Work instructions: Copy every line of the entries that includes the word "деньги".

*** Data for processing Section Begins ***

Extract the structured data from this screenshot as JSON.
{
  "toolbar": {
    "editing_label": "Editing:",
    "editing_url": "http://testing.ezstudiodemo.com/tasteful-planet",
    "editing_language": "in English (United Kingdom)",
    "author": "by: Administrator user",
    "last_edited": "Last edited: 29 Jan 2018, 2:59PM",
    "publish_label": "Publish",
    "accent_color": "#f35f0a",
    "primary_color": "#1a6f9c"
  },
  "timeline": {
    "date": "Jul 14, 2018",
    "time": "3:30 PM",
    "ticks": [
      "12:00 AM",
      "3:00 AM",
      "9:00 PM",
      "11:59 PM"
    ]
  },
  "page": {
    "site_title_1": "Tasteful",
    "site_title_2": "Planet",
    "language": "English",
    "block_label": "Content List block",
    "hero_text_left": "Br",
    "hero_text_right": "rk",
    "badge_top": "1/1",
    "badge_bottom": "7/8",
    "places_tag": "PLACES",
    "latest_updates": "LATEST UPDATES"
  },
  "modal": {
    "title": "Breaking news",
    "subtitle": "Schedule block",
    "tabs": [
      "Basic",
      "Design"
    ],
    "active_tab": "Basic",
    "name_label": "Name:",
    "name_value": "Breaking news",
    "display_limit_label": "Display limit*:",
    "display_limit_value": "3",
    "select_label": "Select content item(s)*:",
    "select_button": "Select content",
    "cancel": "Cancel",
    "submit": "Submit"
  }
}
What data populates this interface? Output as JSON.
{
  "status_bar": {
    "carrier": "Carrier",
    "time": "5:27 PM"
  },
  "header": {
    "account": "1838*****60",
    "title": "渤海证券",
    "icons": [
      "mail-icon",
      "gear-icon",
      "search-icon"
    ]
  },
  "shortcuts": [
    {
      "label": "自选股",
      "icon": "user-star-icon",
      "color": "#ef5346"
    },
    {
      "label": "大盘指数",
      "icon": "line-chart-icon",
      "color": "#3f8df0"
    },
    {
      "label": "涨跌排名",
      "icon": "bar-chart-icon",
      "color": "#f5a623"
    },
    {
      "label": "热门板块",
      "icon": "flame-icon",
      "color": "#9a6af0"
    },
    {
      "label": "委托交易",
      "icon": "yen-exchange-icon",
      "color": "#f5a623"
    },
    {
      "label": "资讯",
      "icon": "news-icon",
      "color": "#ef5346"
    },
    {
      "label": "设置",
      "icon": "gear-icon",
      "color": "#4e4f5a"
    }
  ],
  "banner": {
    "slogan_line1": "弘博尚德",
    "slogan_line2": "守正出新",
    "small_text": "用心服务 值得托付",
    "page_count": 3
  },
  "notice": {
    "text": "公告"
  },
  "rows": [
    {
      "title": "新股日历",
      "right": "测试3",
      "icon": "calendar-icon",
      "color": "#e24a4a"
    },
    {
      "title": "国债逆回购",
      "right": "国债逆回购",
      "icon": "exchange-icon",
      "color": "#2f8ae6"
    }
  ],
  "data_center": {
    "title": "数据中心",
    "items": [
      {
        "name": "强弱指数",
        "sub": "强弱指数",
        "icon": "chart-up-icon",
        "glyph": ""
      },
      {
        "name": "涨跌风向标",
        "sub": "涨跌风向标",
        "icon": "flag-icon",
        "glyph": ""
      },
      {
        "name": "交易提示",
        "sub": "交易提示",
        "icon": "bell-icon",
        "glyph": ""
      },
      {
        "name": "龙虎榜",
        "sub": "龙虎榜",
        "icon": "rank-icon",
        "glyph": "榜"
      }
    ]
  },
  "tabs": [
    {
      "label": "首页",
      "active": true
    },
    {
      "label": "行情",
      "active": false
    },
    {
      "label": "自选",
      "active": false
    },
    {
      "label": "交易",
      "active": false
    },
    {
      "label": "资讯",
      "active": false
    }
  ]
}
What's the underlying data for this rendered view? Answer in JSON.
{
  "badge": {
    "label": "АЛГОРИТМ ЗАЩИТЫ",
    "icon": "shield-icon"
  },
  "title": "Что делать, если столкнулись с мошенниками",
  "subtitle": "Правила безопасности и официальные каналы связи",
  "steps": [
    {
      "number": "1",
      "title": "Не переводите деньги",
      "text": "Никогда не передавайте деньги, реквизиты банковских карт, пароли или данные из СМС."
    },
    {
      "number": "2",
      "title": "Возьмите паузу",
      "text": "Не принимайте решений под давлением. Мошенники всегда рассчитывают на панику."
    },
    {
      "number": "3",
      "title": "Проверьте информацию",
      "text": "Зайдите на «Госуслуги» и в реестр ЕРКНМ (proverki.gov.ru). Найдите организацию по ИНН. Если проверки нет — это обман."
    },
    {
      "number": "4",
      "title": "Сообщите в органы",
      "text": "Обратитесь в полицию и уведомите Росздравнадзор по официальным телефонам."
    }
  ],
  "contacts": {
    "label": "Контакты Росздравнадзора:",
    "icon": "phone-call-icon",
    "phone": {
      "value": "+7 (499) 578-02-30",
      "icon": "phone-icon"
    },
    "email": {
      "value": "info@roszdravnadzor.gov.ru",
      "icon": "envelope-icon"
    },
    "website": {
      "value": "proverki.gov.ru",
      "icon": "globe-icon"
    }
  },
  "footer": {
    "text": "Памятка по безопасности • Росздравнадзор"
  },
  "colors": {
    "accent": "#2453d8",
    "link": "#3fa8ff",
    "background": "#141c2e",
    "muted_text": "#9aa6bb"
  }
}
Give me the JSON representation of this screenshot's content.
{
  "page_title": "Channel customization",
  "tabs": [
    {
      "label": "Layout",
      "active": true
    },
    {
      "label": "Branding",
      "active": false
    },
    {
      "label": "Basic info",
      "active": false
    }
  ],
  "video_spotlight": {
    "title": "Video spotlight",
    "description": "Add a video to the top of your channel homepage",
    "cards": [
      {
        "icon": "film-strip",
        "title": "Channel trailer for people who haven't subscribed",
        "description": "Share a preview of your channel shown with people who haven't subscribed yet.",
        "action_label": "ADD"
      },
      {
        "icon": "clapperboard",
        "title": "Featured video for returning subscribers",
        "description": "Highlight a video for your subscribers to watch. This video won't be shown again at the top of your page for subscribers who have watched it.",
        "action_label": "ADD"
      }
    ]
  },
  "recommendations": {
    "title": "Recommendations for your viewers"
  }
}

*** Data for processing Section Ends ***

Expected output:
      "title": "Не переводите деньги",
      "text": "Никогда не передавайте деньги, реквизиты банковских карт, пароли или данные из СМС."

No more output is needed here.